Format

Send to:

Choose Destination
We are sorry, but NCBI web applications do not support your browser and may not function properly. More information
Semin Thromb Hemost. 2005 Jun;31(3):346-50.

Insertion/deletion polymorphism of the angiotensin-converting enzyme gene and preeclampsia in Japanese patients.

Author information

  • 1Division of Preventive Medicine, Department of Obstetrics and Gynecology, Hokkaido University School of Medicine, Sapporo, Japan. genkoba@med.hokudai.ac.jp

Abstract

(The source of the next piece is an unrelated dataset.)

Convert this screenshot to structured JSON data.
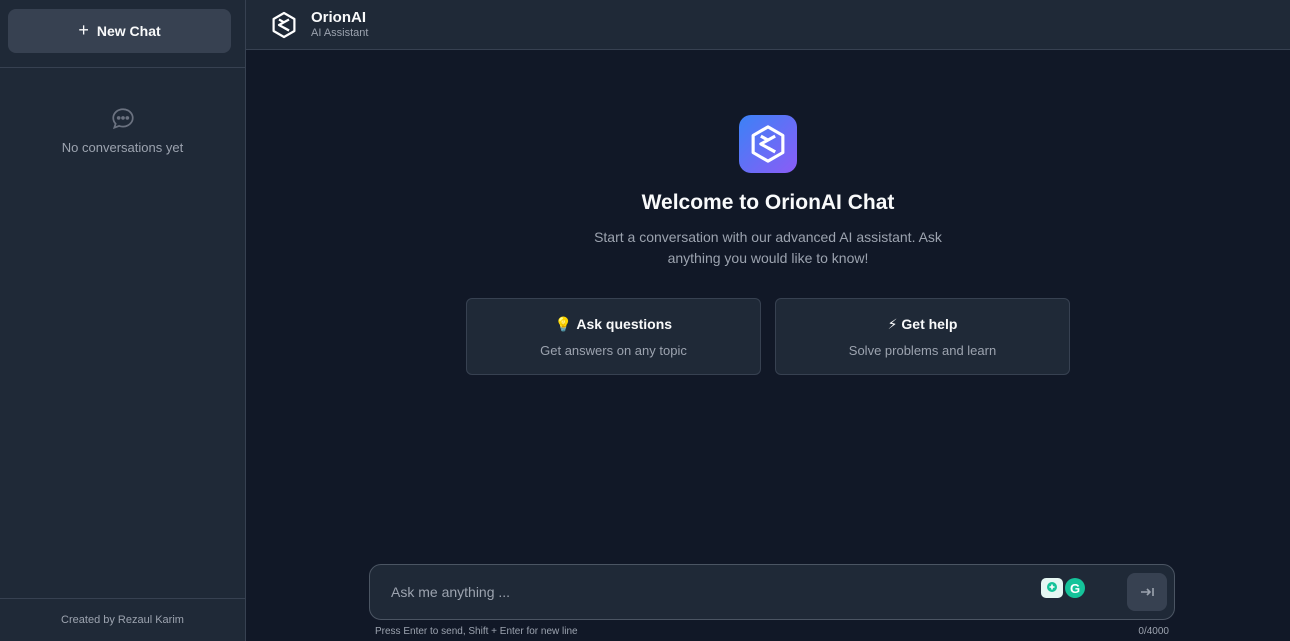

To clarify whether the homozygous deletion (DD) genotype of angiotensin-converting enzyme gene ( ACE) is a genetic risk factor for preeclampsia in Japanese women, we performed ACE genotyping in patients with preeclampsia and healthy pregnant women, and analyzed the relationship between preeclampsia and ACE genotype, taking into account some well-known contributing factors for preeclampsia, such as primiparity, positive family history of hypertension, prepregnancy body mass index < 24, and heterozygosity and homozygosity of T235 (MT+TT) genotypes of the angiotensinogen ( AGT) gene. Among all of the subjects, the frequency of the DD genotype was not different between patients with preeclampsia and controls (16% and 12%, respectively). Regarding primiparity, prepregnancy body mass index < 24, and MT+TT genotypes of AGT, no significant differences in the frequency of the DD genotype of ACE were found between patients with preeclampsia and controls, although in a subgroup positive for family history of hypertension, the frequency of the DD genotype tended to be higher in patients with preeclampsia (25%) than in controls (8%; p = 0.061). Carrying the DD genotype may have some influence on the pathogenesis of preeclampsia, perhaps through effects on placental hypoxia or the interaction of hypertensive disease and atherosclerosis, although this influence may not be strong. Additional studies using a larger number of patients and analyses that include other genetic and environmental factors will be necessary to confirm these results.

PMID:
16052407
[PubMed - indexed for MEDLINE]
PubMed Commons home

PubMed Commons

0 comments
How to join PubMed Commons

    Supplemental Content

    Icon for Georg Thieme Verlag Stuttgart, New York
    Loading ...
    Write to the Help Desk